*** Records shown Section Begins ***

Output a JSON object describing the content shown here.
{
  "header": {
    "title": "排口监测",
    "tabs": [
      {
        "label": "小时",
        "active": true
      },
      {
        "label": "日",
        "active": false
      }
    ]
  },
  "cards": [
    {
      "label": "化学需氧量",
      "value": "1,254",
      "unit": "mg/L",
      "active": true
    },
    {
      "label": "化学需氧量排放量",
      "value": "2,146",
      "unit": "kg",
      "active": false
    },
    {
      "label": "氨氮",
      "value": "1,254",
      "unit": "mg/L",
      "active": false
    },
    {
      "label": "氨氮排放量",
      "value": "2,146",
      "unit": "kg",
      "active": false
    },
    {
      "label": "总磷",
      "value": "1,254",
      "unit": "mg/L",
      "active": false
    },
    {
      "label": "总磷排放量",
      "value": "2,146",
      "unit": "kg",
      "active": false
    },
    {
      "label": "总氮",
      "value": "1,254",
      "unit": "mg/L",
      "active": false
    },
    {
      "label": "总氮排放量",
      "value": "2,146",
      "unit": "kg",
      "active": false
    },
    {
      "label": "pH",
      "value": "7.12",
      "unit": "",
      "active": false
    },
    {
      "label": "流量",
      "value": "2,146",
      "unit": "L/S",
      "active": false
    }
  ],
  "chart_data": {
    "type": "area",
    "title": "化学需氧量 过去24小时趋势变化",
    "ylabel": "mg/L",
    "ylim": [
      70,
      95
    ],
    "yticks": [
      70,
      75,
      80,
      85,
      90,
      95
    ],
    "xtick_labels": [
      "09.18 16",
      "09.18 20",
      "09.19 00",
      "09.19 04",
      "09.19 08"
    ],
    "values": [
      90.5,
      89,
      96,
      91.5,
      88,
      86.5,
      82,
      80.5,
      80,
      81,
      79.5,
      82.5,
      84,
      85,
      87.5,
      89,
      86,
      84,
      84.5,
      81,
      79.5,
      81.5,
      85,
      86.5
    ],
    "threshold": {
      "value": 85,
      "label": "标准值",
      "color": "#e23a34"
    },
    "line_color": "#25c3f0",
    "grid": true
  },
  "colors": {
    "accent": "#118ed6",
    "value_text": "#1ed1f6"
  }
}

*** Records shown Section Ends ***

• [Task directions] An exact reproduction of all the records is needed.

• [Your response]
Output a JSON object describing the content shown here.
{
  "header": {
    "title": "排口监测",
    "tabs": [
      {
        "label": "小时",
        "active": true
      },
      {
        "label": "日",
        "active": false
      }
    ]
  },
  "cards": [
    {
      "label": "化学需氧量",
      "value": "1,254",
      "unit": "mg/L",
      "active": true
    },
    {
      "label": "化学需氧量排放量",
      "value": "2,146",
      "unit": "kg",
      "active": false
    },
    {
      "label": "氨氮",
      "value": "1,254",
      "unit": "mg/L",
      "active": false
    },
    {
      "label": "氨氮排放量",
      "value": "2,146",
      "unit": "kg",
      "active": false
    },
    {
      "label": "总磷",
      "value": "1,254",
      "unit": "mg/L",
      "active": false
    },
    {
      "label": "总磷排放量",
      "value": "2,146",
      "unit": "kg",
      "active": false
    },
    {
      "label": "总氮",
      "value": "1,254",
      "unit": "mg/L",
      "active": false
    },
    {
      "label": "总氮排放量",
      "value": "2,146",
      "unit": "kg",
      "active": false
    },
    {
      "label": "pH",
      "value": "7.12",
      "unit": "",
      "active": false
    },
    {
      "label": "流量",
      "value": "2,146",
      "unit": "L/S",
      "active": false
    }
  ],
  "chart_data": {
    "type": "area",
    "title": "化学需氧量 过去24小时趋势变化",
    "ylabel": "mg/L",
    "ylim": [
      70,
      95
    ],
    "yticks": [
      70,
      75,
      80,
      85,
      90,
      95
    ],
    "xtick_labels": [
      "09.18 16",
      "09.18 20",
      "09.19 00",
      "09.19 04",
      "09.19 08"
    ],
    "values": [
      90.5,
      89,
      96,
      91.5,
      88,
      86.5,
      82,
      80.5,
      80,
      81,
      79.5,
      82.5,
      84,
      85,
      87.5,
      89,
      86,
      84,
      84.5,
      81,
      79.5,
      81.5,
      85,
      86.5
    ],
    "threshold": {
      "value": 85,
      "label": "标准值",
      "color": "#e23a34"
    },
    "line_color": "#25c3f0",
    "grid": true
  },
  "colors": {
    "accent": "#118ed6",
    "value_text": "#1ed1f6"
  }
}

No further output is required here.